* **Task goal**
Copy out the lines below that hold the word "JSON".

* **Exercise inputs**
=== Section Start ===

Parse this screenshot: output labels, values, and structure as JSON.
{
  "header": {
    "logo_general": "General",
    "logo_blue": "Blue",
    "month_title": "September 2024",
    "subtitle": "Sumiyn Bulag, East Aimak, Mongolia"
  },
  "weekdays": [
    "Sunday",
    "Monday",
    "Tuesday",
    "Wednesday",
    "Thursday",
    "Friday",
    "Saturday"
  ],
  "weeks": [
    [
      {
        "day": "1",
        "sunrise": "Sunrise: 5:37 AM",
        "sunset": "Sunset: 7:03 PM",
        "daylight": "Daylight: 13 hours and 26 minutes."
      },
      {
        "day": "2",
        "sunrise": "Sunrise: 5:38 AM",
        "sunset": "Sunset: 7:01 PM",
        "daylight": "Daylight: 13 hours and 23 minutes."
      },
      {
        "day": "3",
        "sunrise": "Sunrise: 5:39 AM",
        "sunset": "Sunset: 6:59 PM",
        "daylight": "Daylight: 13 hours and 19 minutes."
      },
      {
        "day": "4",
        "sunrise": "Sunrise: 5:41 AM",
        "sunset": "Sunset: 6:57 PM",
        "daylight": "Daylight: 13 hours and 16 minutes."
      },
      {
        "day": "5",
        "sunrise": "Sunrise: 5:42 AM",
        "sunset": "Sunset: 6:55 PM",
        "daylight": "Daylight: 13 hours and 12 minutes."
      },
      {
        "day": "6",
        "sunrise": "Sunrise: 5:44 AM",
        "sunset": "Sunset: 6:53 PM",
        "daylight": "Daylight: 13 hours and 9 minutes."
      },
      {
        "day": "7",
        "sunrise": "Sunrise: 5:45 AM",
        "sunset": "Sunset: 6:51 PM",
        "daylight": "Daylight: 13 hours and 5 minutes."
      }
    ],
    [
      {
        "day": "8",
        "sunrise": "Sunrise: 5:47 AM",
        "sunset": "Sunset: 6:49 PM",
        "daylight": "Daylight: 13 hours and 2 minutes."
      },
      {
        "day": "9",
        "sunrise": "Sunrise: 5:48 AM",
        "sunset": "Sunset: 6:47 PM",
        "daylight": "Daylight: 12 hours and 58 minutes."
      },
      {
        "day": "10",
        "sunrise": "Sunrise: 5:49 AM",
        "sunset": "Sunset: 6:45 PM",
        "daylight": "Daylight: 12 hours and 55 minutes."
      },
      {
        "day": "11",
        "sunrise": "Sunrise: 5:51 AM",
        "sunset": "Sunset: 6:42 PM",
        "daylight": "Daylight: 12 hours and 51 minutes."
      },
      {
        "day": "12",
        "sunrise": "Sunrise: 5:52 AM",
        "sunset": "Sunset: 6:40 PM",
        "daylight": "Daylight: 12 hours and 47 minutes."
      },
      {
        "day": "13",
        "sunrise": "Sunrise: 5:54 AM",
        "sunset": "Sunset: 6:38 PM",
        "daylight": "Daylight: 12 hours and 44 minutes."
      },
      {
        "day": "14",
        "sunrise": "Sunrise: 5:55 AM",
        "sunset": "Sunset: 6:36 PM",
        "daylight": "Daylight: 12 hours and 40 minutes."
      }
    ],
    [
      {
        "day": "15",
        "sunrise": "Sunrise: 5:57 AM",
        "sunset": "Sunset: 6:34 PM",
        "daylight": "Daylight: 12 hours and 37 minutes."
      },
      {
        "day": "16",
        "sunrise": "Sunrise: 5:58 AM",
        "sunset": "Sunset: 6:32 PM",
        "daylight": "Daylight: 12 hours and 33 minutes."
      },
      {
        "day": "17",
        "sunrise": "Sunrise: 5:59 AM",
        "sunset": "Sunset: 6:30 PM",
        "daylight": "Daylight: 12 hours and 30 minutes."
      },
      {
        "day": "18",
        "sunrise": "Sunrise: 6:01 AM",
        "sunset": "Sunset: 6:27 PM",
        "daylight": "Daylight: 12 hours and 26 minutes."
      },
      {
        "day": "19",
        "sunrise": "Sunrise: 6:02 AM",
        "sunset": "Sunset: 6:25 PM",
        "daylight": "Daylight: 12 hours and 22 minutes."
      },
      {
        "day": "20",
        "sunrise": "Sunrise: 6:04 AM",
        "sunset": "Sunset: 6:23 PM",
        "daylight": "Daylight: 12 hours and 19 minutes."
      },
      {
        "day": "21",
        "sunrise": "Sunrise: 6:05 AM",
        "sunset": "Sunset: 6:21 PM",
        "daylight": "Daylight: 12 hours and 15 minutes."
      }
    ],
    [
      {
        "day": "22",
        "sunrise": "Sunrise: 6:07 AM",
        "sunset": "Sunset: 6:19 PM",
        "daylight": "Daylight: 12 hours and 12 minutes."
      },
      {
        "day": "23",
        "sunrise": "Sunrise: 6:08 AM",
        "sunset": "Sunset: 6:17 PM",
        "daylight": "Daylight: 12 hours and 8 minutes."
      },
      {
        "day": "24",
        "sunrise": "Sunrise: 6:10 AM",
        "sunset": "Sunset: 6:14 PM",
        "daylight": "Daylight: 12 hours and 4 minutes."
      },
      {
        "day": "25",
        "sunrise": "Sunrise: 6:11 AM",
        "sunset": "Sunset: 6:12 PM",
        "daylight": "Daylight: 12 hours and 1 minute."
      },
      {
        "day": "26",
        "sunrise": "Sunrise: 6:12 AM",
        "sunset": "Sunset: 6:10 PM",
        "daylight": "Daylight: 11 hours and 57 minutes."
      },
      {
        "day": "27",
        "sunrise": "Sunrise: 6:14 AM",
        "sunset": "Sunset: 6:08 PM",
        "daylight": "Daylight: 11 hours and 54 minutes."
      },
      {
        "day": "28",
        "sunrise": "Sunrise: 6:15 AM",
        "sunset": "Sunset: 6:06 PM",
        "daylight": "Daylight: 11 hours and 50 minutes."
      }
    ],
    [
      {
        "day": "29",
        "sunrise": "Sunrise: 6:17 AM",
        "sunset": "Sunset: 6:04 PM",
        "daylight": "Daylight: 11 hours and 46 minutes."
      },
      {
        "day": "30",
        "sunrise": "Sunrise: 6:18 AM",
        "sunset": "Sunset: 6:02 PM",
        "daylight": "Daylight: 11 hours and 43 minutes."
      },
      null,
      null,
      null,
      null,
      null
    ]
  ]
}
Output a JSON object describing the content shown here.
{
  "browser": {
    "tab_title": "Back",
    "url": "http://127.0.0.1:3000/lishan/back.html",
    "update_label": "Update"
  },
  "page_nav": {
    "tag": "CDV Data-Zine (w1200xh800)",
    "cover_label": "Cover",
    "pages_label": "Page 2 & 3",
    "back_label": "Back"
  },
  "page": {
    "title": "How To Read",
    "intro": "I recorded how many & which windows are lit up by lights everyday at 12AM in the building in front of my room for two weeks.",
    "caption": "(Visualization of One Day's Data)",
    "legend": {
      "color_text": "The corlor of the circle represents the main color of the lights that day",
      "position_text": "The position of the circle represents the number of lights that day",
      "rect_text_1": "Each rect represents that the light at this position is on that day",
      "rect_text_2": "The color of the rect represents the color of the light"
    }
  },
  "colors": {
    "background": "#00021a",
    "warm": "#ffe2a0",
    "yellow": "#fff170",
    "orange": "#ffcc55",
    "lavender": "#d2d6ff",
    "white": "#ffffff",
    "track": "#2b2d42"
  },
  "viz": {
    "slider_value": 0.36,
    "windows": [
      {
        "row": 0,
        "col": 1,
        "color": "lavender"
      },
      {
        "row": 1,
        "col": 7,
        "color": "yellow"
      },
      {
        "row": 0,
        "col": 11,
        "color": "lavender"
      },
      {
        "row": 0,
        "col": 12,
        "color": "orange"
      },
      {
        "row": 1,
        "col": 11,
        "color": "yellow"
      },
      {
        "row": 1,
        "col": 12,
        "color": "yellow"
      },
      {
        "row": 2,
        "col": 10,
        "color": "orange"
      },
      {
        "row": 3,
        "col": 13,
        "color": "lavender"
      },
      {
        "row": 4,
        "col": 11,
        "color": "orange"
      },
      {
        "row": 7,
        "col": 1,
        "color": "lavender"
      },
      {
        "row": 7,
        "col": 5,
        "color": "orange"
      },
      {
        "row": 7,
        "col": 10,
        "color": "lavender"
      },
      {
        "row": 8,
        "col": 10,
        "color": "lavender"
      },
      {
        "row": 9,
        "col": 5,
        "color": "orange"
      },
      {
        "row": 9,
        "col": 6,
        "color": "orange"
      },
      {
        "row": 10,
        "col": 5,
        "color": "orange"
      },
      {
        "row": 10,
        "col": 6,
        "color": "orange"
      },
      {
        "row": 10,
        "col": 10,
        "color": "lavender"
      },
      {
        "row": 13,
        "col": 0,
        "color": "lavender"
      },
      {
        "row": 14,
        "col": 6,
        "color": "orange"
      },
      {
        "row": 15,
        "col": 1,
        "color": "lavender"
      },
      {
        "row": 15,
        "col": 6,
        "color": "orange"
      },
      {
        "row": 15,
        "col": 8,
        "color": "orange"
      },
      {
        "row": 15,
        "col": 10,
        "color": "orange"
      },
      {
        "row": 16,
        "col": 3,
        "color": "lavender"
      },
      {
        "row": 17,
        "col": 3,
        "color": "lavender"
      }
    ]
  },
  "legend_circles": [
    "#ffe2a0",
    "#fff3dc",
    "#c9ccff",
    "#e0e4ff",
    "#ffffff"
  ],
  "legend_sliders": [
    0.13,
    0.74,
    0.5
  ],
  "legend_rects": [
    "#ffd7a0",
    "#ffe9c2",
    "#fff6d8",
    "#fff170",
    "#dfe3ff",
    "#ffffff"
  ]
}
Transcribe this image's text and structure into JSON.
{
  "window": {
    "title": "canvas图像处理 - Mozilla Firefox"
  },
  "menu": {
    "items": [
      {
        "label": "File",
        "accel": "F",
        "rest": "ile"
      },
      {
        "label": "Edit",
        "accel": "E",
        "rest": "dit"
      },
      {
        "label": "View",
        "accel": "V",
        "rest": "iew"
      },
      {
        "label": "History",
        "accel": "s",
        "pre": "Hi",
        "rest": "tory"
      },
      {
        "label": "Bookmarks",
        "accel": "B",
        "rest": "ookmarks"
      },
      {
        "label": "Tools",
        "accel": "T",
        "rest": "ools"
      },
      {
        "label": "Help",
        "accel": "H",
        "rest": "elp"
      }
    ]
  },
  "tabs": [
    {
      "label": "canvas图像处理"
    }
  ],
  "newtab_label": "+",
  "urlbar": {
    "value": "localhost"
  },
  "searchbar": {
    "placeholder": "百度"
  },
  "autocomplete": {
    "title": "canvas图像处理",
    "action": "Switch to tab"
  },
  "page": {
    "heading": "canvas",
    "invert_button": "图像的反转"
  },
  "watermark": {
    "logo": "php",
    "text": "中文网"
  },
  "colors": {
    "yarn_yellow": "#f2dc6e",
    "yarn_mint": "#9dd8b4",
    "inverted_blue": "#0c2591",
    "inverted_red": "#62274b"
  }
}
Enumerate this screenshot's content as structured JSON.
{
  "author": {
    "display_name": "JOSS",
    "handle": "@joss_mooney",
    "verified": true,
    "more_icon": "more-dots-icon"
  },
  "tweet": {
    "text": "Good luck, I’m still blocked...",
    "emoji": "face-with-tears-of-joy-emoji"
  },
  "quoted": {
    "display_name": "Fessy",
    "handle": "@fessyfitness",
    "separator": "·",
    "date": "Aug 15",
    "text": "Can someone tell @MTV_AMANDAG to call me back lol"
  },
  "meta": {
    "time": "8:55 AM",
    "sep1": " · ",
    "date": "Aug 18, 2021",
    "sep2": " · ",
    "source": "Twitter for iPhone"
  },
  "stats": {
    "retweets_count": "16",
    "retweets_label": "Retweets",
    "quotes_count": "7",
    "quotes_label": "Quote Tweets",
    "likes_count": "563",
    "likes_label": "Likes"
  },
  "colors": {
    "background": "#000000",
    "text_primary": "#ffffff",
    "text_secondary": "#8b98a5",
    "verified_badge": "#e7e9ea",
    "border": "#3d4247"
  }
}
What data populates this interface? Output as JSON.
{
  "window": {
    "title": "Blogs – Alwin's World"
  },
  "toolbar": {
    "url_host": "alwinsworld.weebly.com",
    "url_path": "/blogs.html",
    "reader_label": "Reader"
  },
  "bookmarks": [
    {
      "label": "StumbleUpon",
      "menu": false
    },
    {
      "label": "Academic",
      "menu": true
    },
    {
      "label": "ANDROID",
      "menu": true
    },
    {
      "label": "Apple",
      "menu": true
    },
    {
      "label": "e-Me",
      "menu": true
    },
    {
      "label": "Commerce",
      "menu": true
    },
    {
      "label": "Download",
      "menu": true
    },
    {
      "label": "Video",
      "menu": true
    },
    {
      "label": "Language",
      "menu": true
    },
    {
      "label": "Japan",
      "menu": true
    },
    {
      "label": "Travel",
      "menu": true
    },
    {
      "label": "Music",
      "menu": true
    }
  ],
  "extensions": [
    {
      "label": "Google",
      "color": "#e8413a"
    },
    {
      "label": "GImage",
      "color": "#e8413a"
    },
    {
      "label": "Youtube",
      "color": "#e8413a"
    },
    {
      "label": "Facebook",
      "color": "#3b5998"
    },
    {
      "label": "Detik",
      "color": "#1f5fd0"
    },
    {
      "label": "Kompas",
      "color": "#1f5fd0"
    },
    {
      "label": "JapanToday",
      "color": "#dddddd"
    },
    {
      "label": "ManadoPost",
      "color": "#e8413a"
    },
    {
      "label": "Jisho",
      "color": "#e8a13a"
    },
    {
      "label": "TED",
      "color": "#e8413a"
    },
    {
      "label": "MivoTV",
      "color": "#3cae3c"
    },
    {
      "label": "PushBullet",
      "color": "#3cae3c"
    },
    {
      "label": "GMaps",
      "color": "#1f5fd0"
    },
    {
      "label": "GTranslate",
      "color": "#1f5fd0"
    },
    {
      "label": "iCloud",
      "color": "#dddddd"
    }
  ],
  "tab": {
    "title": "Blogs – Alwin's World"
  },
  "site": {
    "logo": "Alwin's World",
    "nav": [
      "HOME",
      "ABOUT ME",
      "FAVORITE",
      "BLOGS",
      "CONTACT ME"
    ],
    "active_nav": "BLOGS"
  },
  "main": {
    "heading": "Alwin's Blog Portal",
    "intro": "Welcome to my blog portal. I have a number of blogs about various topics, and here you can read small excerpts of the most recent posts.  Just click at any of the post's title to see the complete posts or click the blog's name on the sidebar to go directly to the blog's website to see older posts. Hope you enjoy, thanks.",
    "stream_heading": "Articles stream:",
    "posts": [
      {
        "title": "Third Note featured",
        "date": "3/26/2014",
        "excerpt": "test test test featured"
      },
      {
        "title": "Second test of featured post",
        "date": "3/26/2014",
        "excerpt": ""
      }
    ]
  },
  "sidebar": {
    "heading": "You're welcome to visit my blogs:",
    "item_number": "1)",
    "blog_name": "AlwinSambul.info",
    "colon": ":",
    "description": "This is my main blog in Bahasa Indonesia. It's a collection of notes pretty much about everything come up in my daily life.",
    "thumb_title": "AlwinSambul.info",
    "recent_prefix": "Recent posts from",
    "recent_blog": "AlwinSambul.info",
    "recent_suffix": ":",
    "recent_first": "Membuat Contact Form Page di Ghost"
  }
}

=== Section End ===

* **Result of this task**
Parse this screenshot: output labels, values, and structure as JSON.
Output a JSON object describing the content shown here.
Transcribe this image's text and structure into JSON.
Enumerate this screenshot's content as structured JSON.
What data populates this interface? Output as JSON.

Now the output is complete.